> REQUIREMENT
Your answer should hold every line of the records below that contains the string "label".

*** DATA FOR THE TASK Section Begins ***

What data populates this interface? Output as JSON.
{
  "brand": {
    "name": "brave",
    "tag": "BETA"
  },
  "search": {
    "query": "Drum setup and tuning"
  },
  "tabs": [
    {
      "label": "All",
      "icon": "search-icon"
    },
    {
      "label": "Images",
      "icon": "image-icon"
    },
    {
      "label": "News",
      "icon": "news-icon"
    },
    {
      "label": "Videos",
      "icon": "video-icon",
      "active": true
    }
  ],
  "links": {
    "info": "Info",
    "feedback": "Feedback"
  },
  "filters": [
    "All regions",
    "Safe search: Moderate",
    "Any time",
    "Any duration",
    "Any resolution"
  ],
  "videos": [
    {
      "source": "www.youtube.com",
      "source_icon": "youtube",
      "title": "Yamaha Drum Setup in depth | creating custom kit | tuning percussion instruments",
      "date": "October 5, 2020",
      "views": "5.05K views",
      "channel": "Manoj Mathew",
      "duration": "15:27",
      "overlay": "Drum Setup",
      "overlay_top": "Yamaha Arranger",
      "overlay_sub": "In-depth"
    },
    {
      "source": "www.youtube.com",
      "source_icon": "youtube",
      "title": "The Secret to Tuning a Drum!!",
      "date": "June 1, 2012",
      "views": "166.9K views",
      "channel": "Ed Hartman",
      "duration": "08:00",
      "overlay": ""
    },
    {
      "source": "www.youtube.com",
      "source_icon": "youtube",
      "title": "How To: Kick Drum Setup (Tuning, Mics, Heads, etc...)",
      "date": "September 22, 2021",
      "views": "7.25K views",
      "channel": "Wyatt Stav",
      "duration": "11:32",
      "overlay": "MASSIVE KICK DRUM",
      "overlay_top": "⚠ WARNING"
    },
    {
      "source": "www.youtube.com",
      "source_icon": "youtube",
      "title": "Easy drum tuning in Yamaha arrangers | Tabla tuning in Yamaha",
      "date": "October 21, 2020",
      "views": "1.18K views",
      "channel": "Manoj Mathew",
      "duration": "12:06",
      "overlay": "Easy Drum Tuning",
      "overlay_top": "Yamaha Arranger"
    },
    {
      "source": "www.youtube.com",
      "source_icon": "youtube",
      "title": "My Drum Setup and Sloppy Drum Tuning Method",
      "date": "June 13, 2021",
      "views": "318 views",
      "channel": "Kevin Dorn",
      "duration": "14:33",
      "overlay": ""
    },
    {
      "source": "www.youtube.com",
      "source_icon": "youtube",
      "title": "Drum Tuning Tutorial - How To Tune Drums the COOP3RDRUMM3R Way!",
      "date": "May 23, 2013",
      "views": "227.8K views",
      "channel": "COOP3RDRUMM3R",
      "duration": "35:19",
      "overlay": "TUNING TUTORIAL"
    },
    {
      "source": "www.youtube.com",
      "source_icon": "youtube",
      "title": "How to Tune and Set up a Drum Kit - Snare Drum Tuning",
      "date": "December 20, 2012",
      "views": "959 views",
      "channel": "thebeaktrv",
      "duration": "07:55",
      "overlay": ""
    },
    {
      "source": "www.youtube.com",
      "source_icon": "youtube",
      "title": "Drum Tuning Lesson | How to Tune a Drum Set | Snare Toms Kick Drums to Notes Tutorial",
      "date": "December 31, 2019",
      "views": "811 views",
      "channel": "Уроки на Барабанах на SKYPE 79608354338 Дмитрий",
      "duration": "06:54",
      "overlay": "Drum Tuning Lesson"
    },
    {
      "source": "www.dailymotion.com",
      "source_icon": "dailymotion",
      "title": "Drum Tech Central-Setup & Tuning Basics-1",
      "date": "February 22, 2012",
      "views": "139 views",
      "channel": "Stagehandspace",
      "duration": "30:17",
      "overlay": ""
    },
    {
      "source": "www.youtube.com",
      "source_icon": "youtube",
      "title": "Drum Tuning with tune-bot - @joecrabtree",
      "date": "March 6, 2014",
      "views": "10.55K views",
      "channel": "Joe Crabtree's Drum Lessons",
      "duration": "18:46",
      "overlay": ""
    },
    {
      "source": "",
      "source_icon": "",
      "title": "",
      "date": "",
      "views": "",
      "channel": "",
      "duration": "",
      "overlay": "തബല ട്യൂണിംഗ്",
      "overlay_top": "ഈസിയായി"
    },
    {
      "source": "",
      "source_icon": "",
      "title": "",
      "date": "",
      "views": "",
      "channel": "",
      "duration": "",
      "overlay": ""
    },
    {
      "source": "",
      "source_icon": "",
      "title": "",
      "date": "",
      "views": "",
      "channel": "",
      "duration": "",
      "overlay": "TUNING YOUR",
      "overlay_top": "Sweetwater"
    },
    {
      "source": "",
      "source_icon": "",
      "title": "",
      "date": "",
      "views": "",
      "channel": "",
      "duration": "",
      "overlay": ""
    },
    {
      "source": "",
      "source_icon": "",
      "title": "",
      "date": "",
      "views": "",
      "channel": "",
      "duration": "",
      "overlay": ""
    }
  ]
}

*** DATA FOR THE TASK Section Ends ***

> SOLUTION TO THE PROBLEM
      "label": "All",
      "label": "Images",
      "label": "News",
      "label": "Videos",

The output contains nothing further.